This provides the framework for analyzing the company and its industry. It breaks out specific risks that the company faces. When reviewing the risks, it’s important to do so with a grain of salt. A 10-K is a legal and financial document. Lawyers and accounts like to err on the side of caution. Therefore many of the risks listed will seem quite obvious and don’t provide much value (“prices may fall”). But there can be valuable, company specific risks that do provide actionable intelligence.
This section also lists and summarizes on-going litigation and other important legal matters to which the company is a party. If you plan to pursue a similar marketing strategy to the company you are analyzing, it’s helpful to know if there is a class action lawsuit taking place as a result of that strategy. Or perhaps the company is facing so many lawsuits that you may want to think twice before going into business with them.
Section 2: Management Discussion and Analysis (MD&A)
This is the part that you want to read slowly. MD&A offers management’s assessment of the company’s financial and operating condition. Unlike outside analysts, the MD&A is written by the people who are actually running the business day to day. It gives you a unique perspective on the condition of the company. It’s important to read this with the financial statements handy.
The MD&A tells the “why” behind the numbers. The MD&A also provides details on non-recurring charges. This could include costs associated with a divesture, acquisition or other one-time charges. Keeping track of non-recurring charges is essential if you are conducting your research for valuation purposes. Finally, take a close look at the section on liquidity. If a company runs out of cash then it’s out of business. The discussion of liquidity provides information on cash, cash equivalents, lines of credit and debt.

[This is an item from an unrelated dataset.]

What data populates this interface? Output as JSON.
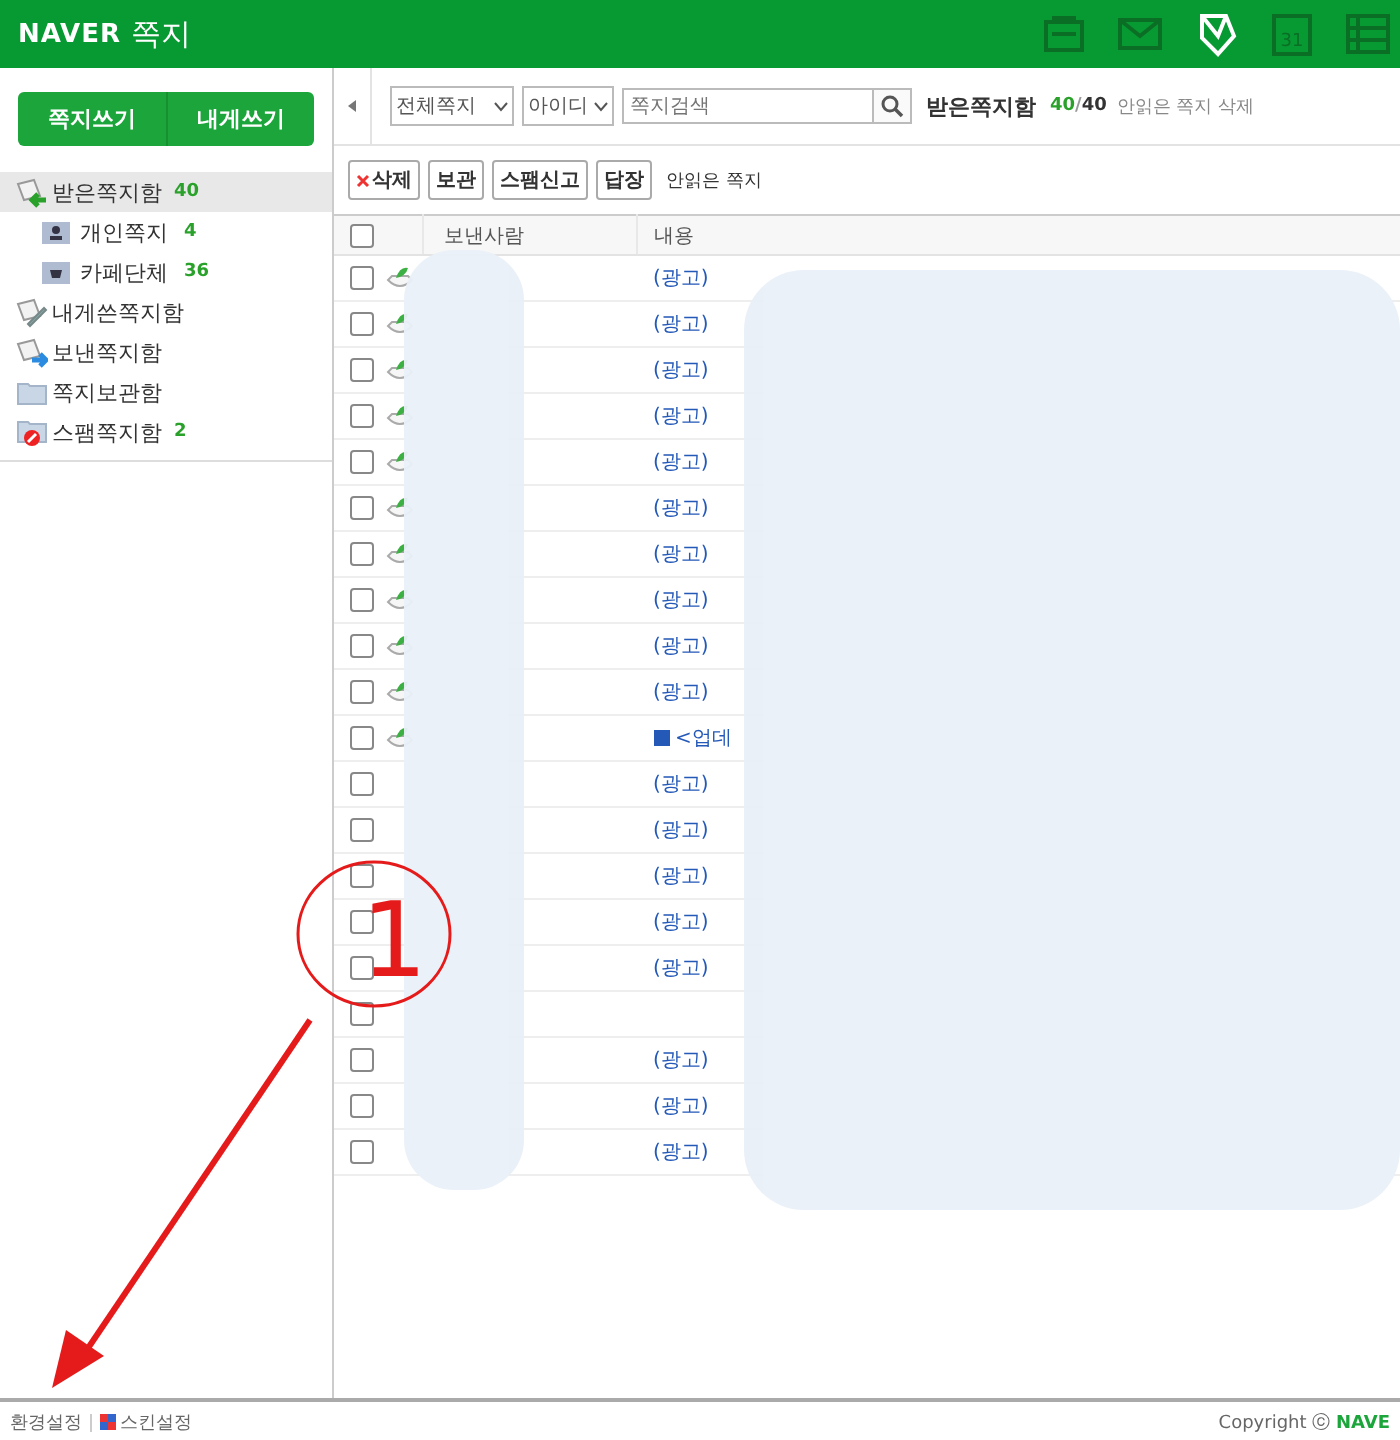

Financial statements and notes are also included in Section 2. Importantly, these statements are audited and include detailed notes. The notes are filled with rich data that may not be available elsewhere. The value of reviewing financial statements without notes is diminished. While reviewing the notes be on the lookout for:
- Listing of key assumptions used to determine financial statements
- Detailed information on business segments
- Information on recent acquisitions
Part 3: Directors and officers information
This provides information on key players leading the company, their backgrounds and their compensation. This information can be useful if you need benchmarks to negotiate the sale of your company and you plan to stay on as an employee. It also provides the names of individuals that you can reach out to for advice or to play a formal role within your company.
Part 4: Exhibits
The exhibits, in many cases, consume many more pages than the actual filing itself. It’s important to be selective with regard to the exhibits you review otherwise it may not be a productive use of your time to go through too many. Look for:
- Bank credit agreements and amendments—look for information on terms, covenants and more
- Management employment agreements
- Merger agreements
Reviewing the 10-Ks of three leading companies in your industry can be done over a weekend. It’s a great (and free) way to inform yourself.